'The Sinner' Season 3 Episode 7 Review: Will Ambrose's questionable methods overshadow Jamie's confession?

For a detective to be so heavily invested in the inner workings of his suspect's mind and actively participate in his impulses can never end up well


                            'The Sinner' Season 3 Episode 7 Review: Will Ambrose's questionable methods overshadow Jamie's confession?
(USA Network)
ADVERTISEMENT

Spoilers for 'The Sinner' Season 3 Episode 7

After indulging in drinking, parties, overspeeding and even allowing Jamie Burns to bury him alive in a proper grave for six hours, detective Harry Ambrose finally obtains the confession he was seeking from the murder suspect. Jamie writes it all down in a piece of paper that Ambrose has no qualms setting fire to, sort of burying the hatchet in exchange for Jamie showing him a part of his death-obsessed void and impulses, all triggered by his now dead friend, Nick Haas.

ADVERTISEMENT

But right when one would think why Ambrose would voluntarily let it all go away, it is revealed that Ambrose had been recording Jamie's confession in secret all along and plans on using it to convict the seemingly regular high school teacher and new dad who has been on quite the rampage recently. But with Ambrose's complicity in some of the crime scenes blatantly pinpointing Jamie, will the confession be dismissed? That's the question Episode 7 asks.

ADVERTISEMENT

The episode opens with Ambrose hallucinating inside the grave Jamie left him in; he first sees his family and it looks like it's Thanksgiving, but his father won't come out of the washroom. The second hallucination shows an abusive mother who accuses him of abandoning her, before trying to coerce him into borderline sexual abuse. The third hallucination has him lie down on a grass field, with Sonya bathing his bare body — something that the curious painter and possible love interest of Ambrose's compares to baptism later in the episode. While these three distinct hallucinations don't necessarily have a direct impact on Ambrose's plans for Jamie, it does spur him further towards having a little more faith in this great beyond Jamie kept bringing up.

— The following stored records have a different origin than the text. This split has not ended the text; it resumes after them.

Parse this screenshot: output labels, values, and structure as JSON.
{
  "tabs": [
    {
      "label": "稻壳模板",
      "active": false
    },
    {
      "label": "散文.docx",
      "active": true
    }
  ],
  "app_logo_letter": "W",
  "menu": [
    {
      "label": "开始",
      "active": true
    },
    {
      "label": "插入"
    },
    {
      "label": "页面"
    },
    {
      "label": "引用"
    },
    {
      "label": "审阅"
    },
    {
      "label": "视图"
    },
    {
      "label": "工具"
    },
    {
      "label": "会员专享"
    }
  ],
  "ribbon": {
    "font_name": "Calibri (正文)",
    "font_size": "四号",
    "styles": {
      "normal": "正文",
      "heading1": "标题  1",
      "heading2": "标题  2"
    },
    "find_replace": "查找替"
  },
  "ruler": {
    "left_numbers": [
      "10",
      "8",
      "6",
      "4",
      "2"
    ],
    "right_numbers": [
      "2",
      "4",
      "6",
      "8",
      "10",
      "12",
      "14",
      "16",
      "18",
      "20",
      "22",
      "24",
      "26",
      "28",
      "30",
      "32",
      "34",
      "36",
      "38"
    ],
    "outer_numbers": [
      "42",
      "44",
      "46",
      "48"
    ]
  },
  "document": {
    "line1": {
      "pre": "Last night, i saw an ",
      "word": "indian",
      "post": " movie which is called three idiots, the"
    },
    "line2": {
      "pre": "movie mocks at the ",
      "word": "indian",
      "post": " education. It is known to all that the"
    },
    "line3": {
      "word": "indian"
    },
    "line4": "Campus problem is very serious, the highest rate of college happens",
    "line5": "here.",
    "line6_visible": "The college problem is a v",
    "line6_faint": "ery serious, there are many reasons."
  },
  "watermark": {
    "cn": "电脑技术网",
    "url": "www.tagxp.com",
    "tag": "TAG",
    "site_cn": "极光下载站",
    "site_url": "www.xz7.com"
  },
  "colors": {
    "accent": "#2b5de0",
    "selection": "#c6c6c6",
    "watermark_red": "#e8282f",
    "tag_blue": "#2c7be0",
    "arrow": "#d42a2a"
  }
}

ADVERTISEMENT

Later, when Jamie comes and rescues him, he repeatedly asks the older man what he hallucinated, while insisting that he had to leave Ambrose in there gasping for breath to have him convinced that he was going to die. Jamie claims and admits it's what Nick used to do until it got too much for him and he decided to snap ties with Nick. But he also admits that this teasing sensation of being inches from death is what got him to commit those murders, and not his own self. Whether Ambrose fully believed in Jamie's duality or not, is a coffin that hasn't been nailed. But his interest has sure been piqued just the way it always is with his murder suspects who commit crimes for no foreseeable reason. More than pity, for Ambrose, it's a borderline empathy where he can associate with the empty hollows these eponymous sinners feel - and that is exactly what puts him in such a spot later when Jamie is being tried in court.

ADVERTISEMENT

Apart from a script that keeps you on the edge of the seats even if the action isn't picking up all the time, it is Matt Bomer's nervous outbursts as Jamie and Bill Pullman's not-so-convinced dilemma portrayed through Ambrose that is sure to draw viewers in. In the scene where Jamie is being arrested from the school premises, his face portray a look of horrified shock mingled with a certain smugness that can only come from an inherent duality controlled by Nick, even from beyond the grave. Similarly, when Ambrose is being toasted by Vic at the club, or even when he is confronting Sonya about not disclosing her using Jamie as a muse a while ago exhibit a visibly distressed, yet aloof exterior as his stick nature tries to contain it all — all of which reflect in the courtroom later.

ADVERTISEMENT

And this is exactly what doesn't work in Ambrose's favor; even with him advising an order of protection for Leela against Jamie, or with Jamie seeking out his underage student the moment he gets out of jail, there's a visible shift in Ambrose's stance where he feels almost guilty for the schemes he employed to get the confession out of Jamie. The man goes to visit Jamie in jail and he himself is at a loss for words when Jamie's lawyer asks him in the trial why he felt so compelled to reply. Could this be Ambrose's interest in pursuing beyond the extent of what Jamie has shown him? The hallucinations opened up a whole see of suppressed memories for him that Sonya claimed needs to be addressed in therapy. But for a detective to be so heavily invested in the inner workings of his suspect's mind and actively participate in his impulses can never end up well. 

ADVERTISEMENT

'The Sinner' airs on Thursdays at 10 pm on USA.